Students vary in how they choose to apply their AP credits towards their degree requirements, provided they have met the minimum AP scores determined by their College and by DNS, and are responsible for making arrangements to count AP credits toward their requirements. You will need to meet with your faculty adviser and College Registrar to discuss whether and how you are able to apply your AP credits toward your degree requirements. 

Your major, career interests, areas of interest outside your major, study abroad plans, and graduation timelines will help you determine the best way for you to use your AP credits. In general, you can use AP credits in subjects that are elective for your major (such as language) and for which you do not plan to pursue advanced study, either during or beyond your time at Cornell. In contrast, you may consider forfeiting AP credit and taking the introductory course at Cornell if 1) the course is important for a potential major or career goal (e.g. biology or chemistry for students considering a pre-health track) or 2) you need to prepare for more advanced courses in the same topic area.

Major specific guidelines/rules:
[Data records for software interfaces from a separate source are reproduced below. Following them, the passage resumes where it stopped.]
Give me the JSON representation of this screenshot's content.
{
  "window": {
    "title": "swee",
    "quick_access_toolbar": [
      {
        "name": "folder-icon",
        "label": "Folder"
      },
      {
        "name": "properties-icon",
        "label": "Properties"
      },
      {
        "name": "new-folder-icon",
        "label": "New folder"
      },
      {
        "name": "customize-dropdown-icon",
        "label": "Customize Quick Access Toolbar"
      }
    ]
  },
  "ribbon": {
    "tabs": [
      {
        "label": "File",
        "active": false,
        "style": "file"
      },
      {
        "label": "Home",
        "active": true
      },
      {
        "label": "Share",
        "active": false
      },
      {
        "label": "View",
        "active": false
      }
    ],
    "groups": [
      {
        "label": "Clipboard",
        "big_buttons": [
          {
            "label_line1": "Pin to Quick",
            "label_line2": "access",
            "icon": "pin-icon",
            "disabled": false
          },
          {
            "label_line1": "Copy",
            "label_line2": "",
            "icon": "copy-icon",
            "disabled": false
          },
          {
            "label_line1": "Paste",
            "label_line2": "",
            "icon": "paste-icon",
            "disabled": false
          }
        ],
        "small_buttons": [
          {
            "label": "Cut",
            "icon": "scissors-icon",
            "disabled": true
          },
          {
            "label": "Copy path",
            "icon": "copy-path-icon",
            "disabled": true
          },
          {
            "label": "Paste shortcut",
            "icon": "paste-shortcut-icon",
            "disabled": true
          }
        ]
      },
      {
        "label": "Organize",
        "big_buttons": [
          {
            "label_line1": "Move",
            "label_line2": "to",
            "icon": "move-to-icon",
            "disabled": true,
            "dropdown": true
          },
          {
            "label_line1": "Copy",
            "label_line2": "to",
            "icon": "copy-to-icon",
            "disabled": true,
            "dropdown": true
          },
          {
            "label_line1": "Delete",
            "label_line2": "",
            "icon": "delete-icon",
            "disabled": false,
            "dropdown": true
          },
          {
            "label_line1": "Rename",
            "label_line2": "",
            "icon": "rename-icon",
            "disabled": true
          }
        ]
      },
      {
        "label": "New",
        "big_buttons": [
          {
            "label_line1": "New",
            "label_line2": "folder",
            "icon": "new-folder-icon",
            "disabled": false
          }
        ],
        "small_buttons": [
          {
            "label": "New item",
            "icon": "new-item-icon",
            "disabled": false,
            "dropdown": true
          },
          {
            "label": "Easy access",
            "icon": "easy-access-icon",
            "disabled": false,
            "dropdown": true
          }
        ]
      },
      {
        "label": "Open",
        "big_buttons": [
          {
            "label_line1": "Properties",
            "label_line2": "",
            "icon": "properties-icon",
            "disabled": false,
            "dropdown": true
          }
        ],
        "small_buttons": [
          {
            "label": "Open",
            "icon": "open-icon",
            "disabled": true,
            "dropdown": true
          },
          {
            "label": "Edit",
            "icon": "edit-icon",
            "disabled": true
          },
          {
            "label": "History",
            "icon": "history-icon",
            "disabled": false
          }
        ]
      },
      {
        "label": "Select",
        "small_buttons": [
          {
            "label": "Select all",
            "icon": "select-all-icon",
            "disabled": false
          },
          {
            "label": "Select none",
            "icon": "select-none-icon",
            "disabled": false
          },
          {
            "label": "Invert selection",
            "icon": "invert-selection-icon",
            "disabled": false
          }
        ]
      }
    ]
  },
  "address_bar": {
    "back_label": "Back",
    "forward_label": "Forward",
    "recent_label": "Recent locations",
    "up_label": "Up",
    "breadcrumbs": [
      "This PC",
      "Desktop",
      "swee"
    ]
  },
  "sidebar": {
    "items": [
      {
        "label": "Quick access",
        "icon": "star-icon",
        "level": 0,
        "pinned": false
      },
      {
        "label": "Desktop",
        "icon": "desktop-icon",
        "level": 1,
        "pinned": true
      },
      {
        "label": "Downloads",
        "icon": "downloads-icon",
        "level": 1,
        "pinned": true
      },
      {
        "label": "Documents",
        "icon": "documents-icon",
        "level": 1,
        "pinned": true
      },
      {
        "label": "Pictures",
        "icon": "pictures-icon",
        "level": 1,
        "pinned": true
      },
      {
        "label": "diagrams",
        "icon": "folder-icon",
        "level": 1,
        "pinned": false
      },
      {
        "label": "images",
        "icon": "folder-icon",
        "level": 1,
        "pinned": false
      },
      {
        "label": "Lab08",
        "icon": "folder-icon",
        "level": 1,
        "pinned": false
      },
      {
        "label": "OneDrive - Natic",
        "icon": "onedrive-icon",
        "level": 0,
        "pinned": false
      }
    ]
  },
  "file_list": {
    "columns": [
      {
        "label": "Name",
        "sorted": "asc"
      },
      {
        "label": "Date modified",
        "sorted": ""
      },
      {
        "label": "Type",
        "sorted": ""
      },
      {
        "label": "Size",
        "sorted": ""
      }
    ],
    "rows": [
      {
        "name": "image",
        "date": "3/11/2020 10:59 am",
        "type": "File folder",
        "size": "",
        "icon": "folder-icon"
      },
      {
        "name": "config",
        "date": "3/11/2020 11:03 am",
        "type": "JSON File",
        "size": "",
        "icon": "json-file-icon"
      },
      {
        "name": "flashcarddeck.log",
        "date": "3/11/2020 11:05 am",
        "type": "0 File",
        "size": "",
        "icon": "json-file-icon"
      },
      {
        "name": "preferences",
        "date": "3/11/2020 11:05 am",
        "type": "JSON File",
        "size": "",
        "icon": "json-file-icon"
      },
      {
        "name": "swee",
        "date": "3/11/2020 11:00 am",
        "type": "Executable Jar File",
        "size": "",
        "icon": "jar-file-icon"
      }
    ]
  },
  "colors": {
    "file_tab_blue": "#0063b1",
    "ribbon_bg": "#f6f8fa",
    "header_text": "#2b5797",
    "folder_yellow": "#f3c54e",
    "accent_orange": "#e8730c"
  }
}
  1. AP Chemistry
    • Students must take at least 4 credits of introductory chemistry at Cornell; i.e., GPHS students who do not plan on taking CHEM 2080 may not use AP Chemistry credit to fulfill the CHEM 2070 requirement.
    • It is strongly recommended that NS or HBHS students take CHEM 2070 at Cornell—i.e. not use AP Chemistry credit to meet that requirement. 
  2. AP Biology
    • DNS majors may only use one AP Biology score of 5 to fulfill one of their introductory biology lectures (3 cr). Scores of 4 are not accepted.
    • Students with an AP Biology score of 5 are required to take BIOG 1500 and one lecture course. If students earn a B- or lower in those courses, we strongly recommend continuing with the second introductory biology lecture. A student who earns a B or higher and feels confident in second lecture’s subject matter can decide to discontinue with the sequence.
    • Students with an AP Biology score of 5 who decide to continue with a second introductory biology lecture will forfeit their AP Biology credits.

Other acceptable AP scores for CHE and CALS students may be found at the links below. Please note all Cornell students are limited to 15 credits from AP/pre‐college credits and In Absentia credits (credit taken at another institution after you’ve matriculated to Cornell) combined. 

AP policies for CHE students

AP policies for CALS students (pdf download)

If you have questions about AP credit, please contact your college's Admissions Office.

Students enroll in an FWS the same way they enroll in other courses!

Incoming Human Ecology students are required to complete two FWS by the end of their first year (one FWS per semester). CALS students must complete three communication courses over their whole time at Cornell (two written, one written or oral), and often enroll in FWS their first year to work toward this requirement. 

Freshmen are required to take PE (1 cr) each term of freshman year. The Credit will not be counted toward full-time status or 120 graduation credits. Physical Education registration will take place on-line. Please call the Physical Education office at 607-255-4286 for questions.

For more information, check the Physical Education page.

If you have any questions about how to choose your fall semester courses, we encourage you to reach out to your College advisors in either Human Ecology Advising and Counseling or CALS Student Services. If you have questions about enrollment in NS courses (e.g. NS 1150, 1160, or 1600) or you aren’t sure where to direct a question, feel free to contact us at aadns@cornell.edu.

Welcome to the Division of Nutritional Sciences, and we look forward to greeting you at the start of the semester!

Sincerely,
The DNS Academic Affairs Office